::: Provided data

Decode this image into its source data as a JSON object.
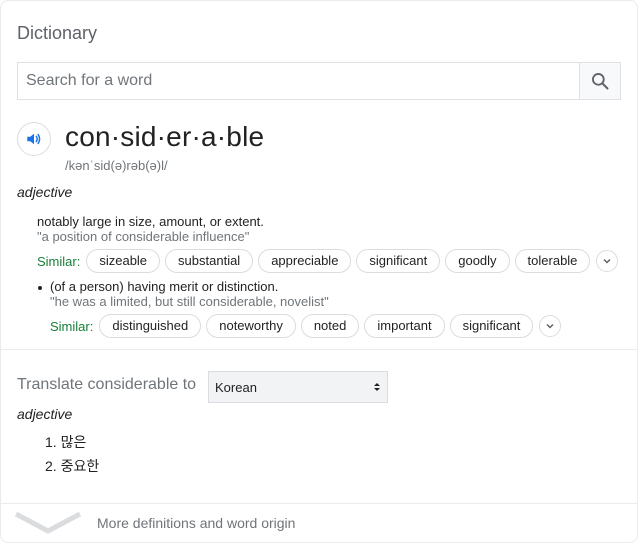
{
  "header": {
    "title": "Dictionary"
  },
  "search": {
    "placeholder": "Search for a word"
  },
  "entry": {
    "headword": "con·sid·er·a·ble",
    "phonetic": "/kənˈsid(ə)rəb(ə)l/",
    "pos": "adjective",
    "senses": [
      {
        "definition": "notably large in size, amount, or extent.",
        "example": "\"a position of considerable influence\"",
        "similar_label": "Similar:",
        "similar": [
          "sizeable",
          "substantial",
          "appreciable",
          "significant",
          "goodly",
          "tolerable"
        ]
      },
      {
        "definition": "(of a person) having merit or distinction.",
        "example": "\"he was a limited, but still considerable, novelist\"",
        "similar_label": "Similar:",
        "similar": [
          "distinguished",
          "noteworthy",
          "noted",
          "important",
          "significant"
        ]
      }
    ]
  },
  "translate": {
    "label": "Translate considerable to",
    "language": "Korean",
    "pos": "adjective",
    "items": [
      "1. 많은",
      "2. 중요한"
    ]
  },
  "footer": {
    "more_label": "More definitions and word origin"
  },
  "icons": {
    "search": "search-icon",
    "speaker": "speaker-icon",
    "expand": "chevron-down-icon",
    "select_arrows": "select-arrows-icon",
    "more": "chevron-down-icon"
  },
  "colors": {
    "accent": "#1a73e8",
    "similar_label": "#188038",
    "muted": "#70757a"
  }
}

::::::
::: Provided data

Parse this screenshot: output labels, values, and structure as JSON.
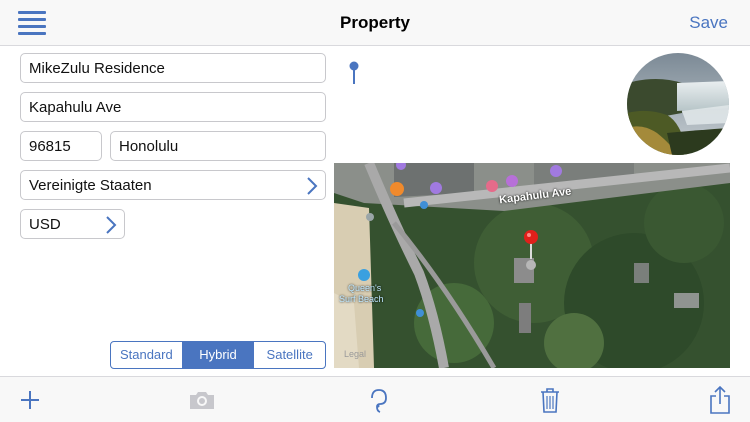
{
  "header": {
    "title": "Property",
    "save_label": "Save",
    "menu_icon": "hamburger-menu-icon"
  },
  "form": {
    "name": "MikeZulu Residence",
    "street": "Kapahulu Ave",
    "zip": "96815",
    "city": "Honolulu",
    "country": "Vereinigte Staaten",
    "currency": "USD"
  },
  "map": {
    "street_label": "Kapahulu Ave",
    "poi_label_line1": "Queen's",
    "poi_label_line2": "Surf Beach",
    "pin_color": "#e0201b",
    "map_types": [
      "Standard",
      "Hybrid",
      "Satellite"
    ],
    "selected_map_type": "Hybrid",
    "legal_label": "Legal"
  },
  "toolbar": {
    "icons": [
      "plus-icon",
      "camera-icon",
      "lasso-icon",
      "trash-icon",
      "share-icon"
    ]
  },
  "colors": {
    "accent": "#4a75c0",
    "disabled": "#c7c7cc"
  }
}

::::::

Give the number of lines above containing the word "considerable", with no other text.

3